---- THE INPUT
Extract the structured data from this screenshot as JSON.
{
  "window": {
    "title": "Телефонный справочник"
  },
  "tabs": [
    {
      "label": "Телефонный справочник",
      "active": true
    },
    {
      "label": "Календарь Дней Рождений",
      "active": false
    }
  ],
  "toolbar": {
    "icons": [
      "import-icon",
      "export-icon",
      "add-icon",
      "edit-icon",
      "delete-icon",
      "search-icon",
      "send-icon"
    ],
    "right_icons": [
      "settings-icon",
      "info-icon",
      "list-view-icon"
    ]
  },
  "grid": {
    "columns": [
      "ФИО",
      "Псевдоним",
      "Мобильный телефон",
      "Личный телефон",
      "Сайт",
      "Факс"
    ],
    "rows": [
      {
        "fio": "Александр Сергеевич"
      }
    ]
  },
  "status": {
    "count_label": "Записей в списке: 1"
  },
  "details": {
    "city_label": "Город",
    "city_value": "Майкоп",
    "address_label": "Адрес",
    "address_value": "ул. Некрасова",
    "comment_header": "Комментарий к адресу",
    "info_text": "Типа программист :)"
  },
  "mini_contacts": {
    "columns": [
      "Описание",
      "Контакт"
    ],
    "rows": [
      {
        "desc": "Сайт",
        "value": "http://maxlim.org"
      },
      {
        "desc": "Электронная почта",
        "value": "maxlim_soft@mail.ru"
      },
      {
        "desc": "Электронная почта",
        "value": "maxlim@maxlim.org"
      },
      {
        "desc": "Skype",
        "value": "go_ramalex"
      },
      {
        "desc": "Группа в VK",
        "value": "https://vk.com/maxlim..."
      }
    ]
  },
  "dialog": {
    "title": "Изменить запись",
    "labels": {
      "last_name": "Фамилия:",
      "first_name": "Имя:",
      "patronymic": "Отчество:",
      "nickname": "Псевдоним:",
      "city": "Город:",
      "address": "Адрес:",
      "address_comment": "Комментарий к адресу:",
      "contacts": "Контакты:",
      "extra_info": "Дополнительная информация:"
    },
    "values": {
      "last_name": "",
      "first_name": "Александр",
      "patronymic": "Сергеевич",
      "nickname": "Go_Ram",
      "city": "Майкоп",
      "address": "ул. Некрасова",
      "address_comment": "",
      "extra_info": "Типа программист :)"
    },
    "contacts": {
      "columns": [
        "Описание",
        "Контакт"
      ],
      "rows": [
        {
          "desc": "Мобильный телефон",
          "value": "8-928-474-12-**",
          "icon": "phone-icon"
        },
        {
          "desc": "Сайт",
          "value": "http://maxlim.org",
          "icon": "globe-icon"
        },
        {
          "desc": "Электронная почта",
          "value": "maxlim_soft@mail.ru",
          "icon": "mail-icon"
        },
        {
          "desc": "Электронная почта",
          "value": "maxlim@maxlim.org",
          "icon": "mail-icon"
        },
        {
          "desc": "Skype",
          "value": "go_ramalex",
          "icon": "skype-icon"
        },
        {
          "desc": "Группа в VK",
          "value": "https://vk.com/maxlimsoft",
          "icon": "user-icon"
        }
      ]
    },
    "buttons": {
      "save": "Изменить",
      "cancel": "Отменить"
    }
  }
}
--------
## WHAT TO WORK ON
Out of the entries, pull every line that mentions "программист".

## EXERCISE OUTPUT
    "info_text": "Типа программист :)"
      "extra_info": "Типа программист :)"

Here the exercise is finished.